A bit more interesting was the beef. According to legend, a local chef, dismayed that his good beef had started to go off, on a whim decided to see if he could save it by salting it for 3 months and then boiling it for 12 hours. The meat was transformed and Pingyao beef was born.

We couldn't leave without trying it. Apparently they no longer start with rotten meat, which is a relief. The meat was really succulent, salty, but not overly do. It's a bit like what I imagine corned beef should be like, if it didn't come from a tin. I'd definitely have it again.

Finally, although not necessarily a local speciality, twice here we've had the braised river carp.

There's no attempt to fillet it, you have to pick the flesh up with your chopsticks. Ive never had carp before. It tastes quite delicate, but meaty too. Ours came in an excellent sweet and sour sauce. I'll be looking out for similar dishes as we visit other places. It's really good.

That's it from Pingyao. Next stop Xi'an.

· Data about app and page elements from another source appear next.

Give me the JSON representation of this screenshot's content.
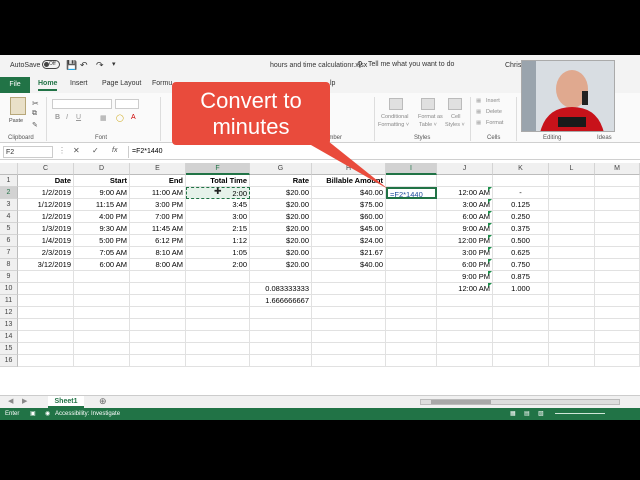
{
  "titlebar": {
    "autosave": "AutoSave",
    "toggle": "Off",
    "document": "hours and time calculationr.xlsx",
    "search": "Tell me what you want to do",
    "user": "Chris M"
  },
  "tabs": [
    "File",
    "Home",
    "Insert",
    "Page Layout",
    "Formu",
    "lp"
  ],
  "ribbon": {
    "paste": "Paste",
    "clipboard": "Clipboard",
    "font": "Font",
    "number": "umber",
    "cond_fmt_1": "Conditional",
    "cond_fmt_2": "Formatting ˅",
    "fmt_table_1": "Format as",
    "fmt_table_2": "Table ˅",
    "cell_styles_1": "Cell",
    "cell_styles_2": "Styles ˅",
    "styles": "Styles",
    "insert": "Insert",
    "delete": "Delete",
    "format": "Format",
    "cells": "Cells",
    "editing": "Editing",
    "ideas": "Ideas"
  },
  "callout": {
    "line1": "Convert to",
    "line2": "minutes"
  },
  "formula_bar": {
    "name_box": "F2",
    "fx": "fx",
    "formula": "=F2*1440"
  },
  "columns": [
    "C",
    "D",
    "E",
    "F",
    "G",
    "H",
    "I",
    "J",
    "K",
    "L",
    "M"
  ],
  "rows": [
    "1",
    "2",
    "3",
    "4",
    "5",
    "6",
    "7",
    "8",
    "9",
    "10",
    "11",
    "12",
    "13",
    "14",
    "15",
    "16"
  ],
  "headers": {
    "date": "Date",
    "start": "Start",
    "end": "End",
    "total": "Total Time",
    "rate": "Rate",
    "billable": "Billable Amount"
  },
  "data_rows": [
    {
      "date": "1/2/2019",
      "start": "9:00 AM",
      "end": "11:00 AM",
      "total": "2:00",
      "rate": "$20.00",
      "bill": "$40.00",
      "i": "=F2*1440",
      "j": "12:00 AM",
      "k": "-"
    },
    {
      "date": "1/12/2019",
      "start": "11:15 AM",
      "end": "3:00 PM",
      "total": "3:45",
      "rate": "$20.00",
      "bill": "$75.00",
      "i": "",
      "j": "3:00 AM",
      "k": "0.125"
    },
    {
      "date": "1/2/2019",
      "start": "4:00 PM",
      "end": "7:00 PM",
      "total": "3:00",
      "rate": "$20.00",
      "bill": "$60.00",
      "i": "",
      "j": "6:00 AM",
      "k": "0.250"
    },
    {
      "date": "1/3/2019",
      "start": "9:30 AM",
      "end": "11:45 AM",
      "total": "2:15",
      "rate": "$20.00",
      "bill": "$45.00",
      "i": "",
      "j": "9:00 AM",
      "k": "0.375"
    },
    {
      "date": "1/4/2019",
      "start": "5:00 PM",
      "end": "6:12 PM",
      "total": "1:12",
      "rate": "$20.00",
      "bill": "$24.00",
      "i": "",
      "j": "12:00 PM",
      "k": "0.500"
    },
    {
      "date": "2/3/2019",
      "start": "7:05 AM",
      "end": "8:10 AM",
      "total": "1:05",
      "rate": "$20.00",
      "bill": "$21.67",
      "i": "",
      "j": "3:00 PM",
      "k": "0.625"
    },
    {
      "date": "3/12/2019",
      "start": "6:00 AM",
      "end": "8:00 AM",
      "total": "2:00",
      "rate": "$20.00",
      "bill": "$40.00",
      "i": "",
      "j": "6:00 PM",
      "k": "0.750"
    },
    {
      "date": "",
      "start": "",
      "end": "",
      "total": "",
      "rate": "",
      "bill": "",
      "i": "",
      "j": "9:00 PM",
      "k": "0.875"
    },
    {
      "date": "",
      "start": "",
      "end": "",
      "total": "",
      "rate": "0.083333333",
      "bill": "",
      "i": "",
      "j": "12:00 AM",
      "k": "1.000"
    },
    {
      "date": "",
      "start": "",
      "end": "",
      "total": "",
      "rate": "1.666666667",
      "bill": "",
      "i": "",
      "j": "",
      "k": ""
    }
  ],
  "sheet_tab": "Sheet1",
  "status": {
    "mode": "Enter",
    "accessibility": "Accessibility: Investigate"
  }
}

Location:Pingyao, China

Last day in Pingyao

We're catching the hard sleeper to Xi'an tonight, but before then we've got one more day in Pingyao.

With nothing better to do, we decided to visit some of the museums our 3-day pass lets us into. The draft bank museum and the armed escort museum are worth looking at. Wandering through the maze of courtyards and alleyways, all reeking of history, you really get a flavour of what life was like here. I'm not usually a museum fan but it was fascinating. I even got chance to practice my archery.

In ancient China, archery was an effective defender against straw and balloon attack.

One of the highlights was the City God temple. As soon as you walk through the threshold - peace and quiet (apart from the rabbitting tour guides).


Isn't religion funny.

To be fair I think this room was meant to depict the eternal torment of hell, but my Mandarin's not up to scratch so I can't be sure.

Location:Pingyao, China

Pingyao city walls

Yesterday we walked round the city walls. I'm running out of superlatives for Pingyao. It boggles the mind to think that they were built in their present form in the 1300's. They're just immense. It boggles my mind even further to think that these weren't even the biggest, they're just the best preserved in China.

I'm really loving Pingyao. After the hecticity (hecticness?) of Beijing, it's been great to chill out here. If you're ever in the vicinity (i.e. China) then you really should pay it a visit. You won't be disappointed.

Location:Pingyao, China